The extended essay has a prescribed limit of 4,000 words. It offers the opportunity to investigate a topic of individual interest, and acquaints students with the independent research and writing skills expected at university.
The interdisciplinary theory of knowledge course is designed to provide coherence by exploring the nature of knowledge across disciplines, encouraging an appreciation of other perspectives.
Participation in the CAS programme encourages candidates to be involved in artistic or creative pursuits, sports, and community service work. The programme fosters students’ awareness and appreciation of life beyond the academic arena.
At the end of the two-year programme, candidates are assessed both internally and externally in ways that measure individual performance against stated curriculum and assessment objectives for each subject.
In nearly all subjects, some of the assessment is carried out internally by teachers who mark individual pieces of work produced as part of a course of study. Examples include oral exercises in language subjects, projects, student portfolios, reports, class presentations, practical laboratory work, mathematical investigations and artistic performances.
Some assessment tasks are conducted and overseen by teachers, but are then marked externally by examiners. Examples include written assignments or tasks for language subjects in groups 1 and 2, the essay for theory of knowledge and the extended essay.
Because of the greater degree of objectivity and reliability provided by the standard examination environment, externally marked examinations form the larger share of the assessment for most subjects.
The grading system is criterion-related (results are determined by performance against set standards, and not in relation to the performance of other students); validity, reliability and fairness are the watchwords of the Diploma Programme’s assessment strategy.

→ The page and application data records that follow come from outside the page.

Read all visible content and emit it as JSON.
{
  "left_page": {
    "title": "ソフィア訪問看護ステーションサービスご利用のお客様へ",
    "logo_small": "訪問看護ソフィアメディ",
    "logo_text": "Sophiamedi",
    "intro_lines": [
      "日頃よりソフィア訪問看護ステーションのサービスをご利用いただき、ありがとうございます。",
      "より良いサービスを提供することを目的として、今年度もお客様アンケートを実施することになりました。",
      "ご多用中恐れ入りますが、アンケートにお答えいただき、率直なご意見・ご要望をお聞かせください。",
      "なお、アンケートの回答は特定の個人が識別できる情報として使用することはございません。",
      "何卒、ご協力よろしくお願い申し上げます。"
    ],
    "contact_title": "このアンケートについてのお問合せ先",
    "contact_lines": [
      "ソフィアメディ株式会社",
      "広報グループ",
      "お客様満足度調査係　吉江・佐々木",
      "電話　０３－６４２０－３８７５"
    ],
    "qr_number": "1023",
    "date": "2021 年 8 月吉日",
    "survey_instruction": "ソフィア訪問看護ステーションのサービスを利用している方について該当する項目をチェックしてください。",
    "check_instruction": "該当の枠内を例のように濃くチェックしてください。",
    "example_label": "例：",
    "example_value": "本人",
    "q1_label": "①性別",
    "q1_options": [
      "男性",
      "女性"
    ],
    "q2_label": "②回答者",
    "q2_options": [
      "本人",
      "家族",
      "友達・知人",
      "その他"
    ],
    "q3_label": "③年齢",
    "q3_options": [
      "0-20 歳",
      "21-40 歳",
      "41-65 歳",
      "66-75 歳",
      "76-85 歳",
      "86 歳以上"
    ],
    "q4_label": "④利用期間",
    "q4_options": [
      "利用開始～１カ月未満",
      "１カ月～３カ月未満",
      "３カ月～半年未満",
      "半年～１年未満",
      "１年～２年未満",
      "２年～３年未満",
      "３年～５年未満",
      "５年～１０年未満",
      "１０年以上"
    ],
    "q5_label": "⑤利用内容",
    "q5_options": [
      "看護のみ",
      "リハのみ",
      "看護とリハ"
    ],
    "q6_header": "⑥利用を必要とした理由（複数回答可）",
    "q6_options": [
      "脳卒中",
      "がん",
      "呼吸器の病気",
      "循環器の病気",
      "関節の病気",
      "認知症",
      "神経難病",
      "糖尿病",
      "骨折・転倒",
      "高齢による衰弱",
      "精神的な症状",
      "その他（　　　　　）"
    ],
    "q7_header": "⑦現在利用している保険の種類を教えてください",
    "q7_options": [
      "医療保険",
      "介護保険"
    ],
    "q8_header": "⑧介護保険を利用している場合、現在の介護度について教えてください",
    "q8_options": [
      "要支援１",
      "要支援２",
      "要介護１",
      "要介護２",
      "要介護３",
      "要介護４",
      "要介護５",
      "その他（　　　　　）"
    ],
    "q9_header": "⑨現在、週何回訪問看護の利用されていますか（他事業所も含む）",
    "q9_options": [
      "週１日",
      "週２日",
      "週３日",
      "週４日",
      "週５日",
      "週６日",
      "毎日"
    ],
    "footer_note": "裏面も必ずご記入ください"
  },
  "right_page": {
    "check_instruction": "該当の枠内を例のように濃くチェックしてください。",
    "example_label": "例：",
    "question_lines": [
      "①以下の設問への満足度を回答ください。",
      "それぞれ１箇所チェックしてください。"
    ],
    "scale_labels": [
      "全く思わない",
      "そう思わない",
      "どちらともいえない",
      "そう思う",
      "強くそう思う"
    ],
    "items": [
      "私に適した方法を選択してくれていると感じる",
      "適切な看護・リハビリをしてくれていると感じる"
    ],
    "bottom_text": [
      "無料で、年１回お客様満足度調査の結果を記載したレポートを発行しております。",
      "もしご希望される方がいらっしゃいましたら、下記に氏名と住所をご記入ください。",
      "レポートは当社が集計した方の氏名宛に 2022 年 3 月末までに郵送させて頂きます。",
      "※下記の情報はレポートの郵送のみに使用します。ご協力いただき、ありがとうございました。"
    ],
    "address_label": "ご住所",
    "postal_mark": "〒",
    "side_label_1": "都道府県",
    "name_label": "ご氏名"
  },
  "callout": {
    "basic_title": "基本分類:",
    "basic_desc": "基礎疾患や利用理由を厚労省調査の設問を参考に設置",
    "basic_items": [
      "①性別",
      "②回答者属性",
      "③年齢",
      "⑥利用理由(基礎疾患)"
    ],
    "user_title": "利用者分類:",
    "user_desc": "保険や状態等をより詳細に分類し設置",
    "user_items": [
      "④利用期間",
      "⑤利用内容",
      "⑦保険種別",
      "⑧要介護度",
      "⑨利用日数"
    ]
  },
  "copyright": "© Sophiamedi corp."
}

Source: IBO Handbook, 2017 and Diploma Programme: From principles into practice
Creativity, Activity, Service
CAS is a complement to the academic subjects and provides opportunities for self-determination, collaboration, accomplishment and enjoyment. CAS, lasting eighteen months, requires that students actively learn from the experience of doing real tasks beyond the classroom. Students can combine all three components or do activities related to each one of them separately. First year Diploma students normally organise an overseas trip sometime in March as part of their CAS requirement. Students are required to
explore and extend ideas leading to an original or interpretive product or performance
have a healthy lifestyle through physical exertion, and
engage collaboratively and reciprocally with the community in response to a real need.
Theory of Knowledge
TOK encourages students to think about the nature of knowledge, to reflect on the progress of learning in all the subjects they study as part of their Diploma course, and to make connections across them. Students do so by critically examining different Ways of Knowing and how they are used in different Areas of Knowledge.
EE is a requirement for students to engage in independent research through an in-depth study of a question relating to one of the subjects they are studying. This is a first year university level essay that prepares the students for writing and researching an academic paper. Students undertake writing a 4,000 word essay of their choice; this gives them the opportunity to develop high level research and writing skills, and learn about the process of intellectual discovery and creativity while engaging in personal research.